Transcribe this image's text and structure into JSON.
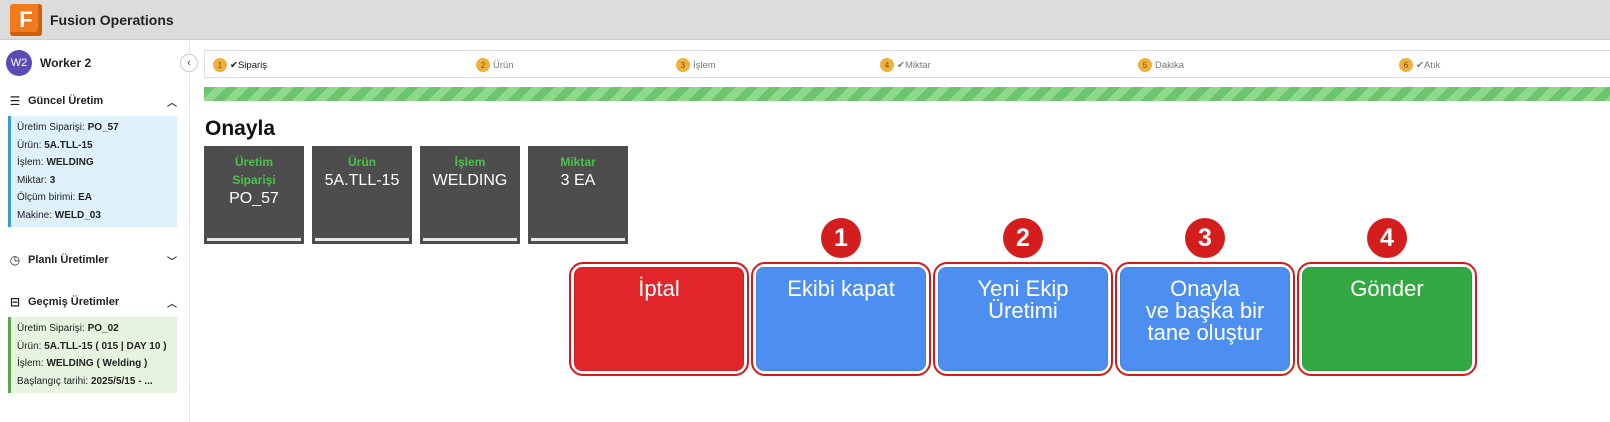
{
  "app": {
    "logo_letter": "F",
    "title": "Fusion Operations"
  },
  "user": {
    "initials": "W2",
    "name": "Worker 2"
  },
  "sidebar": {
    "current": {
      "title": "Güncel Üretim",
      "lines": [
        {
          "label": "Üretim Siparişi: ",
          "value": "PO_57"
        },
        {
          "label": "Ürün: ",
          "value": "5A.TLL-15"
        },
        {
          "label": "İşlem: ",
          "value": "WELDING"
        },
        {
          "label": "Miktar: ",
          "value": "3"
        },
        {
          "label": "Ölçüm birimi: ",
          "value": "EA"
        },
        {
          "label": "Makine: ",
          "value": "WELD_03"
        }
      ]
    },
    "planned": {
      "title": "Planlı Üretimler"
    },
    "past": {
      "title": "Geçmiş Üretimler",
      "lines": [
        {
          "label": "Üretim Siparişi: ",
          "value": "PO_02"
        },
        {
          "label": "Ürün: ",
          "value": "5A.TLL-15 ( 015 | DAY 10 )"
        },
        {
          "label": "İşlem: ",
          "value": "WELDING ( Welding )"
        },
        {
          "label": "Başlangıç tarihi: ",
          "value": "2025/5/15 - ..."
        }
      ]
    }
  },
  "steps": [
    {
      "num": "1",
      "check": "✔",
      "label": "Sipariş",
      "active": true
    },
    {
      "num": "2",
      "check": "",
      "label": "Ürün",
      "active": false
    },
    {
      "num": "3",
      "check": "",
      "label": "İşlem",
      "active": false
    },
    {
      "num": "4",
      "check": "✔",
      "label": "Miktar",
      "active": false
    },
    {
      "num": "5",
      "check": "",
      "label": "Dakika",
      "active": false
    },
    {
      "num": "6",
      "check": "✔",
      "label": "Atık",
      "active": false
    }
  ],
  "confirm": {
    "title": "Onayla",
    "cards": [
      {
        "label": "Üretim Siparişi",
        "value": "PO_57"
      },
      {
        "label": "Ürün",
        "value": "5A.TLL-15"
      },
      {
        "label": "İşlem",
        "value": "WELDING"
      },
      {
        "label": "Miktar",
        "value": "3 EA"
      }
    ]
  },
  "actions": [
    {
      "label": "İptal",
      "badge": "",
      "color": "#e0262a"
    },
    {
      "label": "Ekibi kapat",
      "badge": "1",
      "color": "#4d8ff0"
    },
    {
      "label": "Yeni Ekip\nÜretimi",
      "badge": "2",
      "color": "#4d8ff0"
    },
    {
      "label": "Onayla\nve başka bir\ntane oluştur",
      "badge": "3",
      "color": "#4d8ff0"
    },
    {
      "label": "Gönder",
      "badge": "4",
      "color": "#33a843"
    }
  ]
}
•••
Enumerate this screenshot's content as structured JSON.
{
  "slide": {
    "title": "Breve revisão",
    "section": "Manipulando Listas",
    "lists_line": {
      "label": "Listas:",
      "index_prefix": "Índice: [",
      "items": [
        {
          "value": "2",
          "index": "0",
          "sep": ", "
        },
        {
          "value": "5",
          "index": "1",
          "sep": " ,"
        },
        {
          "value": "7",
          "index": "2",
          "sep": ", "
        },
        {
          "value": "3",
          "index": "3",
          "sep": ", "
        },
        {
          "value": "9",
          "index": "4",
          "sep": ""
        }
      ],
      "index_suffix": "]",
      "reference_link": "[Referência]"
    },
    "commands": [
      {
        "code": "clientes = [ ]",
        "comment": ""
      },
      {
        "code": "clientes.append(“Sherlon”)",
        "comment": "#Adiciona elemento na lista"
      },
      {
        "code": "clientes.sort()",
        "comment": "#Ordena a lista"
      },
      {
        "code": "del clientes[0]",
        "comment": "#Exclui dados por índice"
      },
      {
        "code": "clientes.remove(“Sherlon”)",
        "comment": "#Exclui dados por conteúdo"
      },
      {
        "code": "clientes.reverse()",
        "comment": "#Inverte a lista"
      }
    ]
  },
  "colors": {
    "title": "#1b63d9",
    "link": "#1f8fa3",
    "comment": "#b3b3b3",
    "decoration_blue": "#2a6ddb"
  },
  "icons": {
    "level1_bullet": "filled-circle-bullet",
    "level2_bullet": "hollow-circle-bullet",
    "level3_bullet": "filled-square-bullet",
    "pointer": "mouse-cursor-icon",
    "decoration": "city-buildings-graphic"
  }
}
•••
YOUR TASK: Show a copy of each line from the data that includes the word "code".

EXERCISE RESPONSE:
        "code": "clientes = [ ]",
        "code": "clientes.append(“Sherlon”)",
        "code": "clientes.sort()",
        "code": "del clientes[0]",
        "code": "clientes.remove(“Sherlon”)",
        "code": "clientes.reverse()",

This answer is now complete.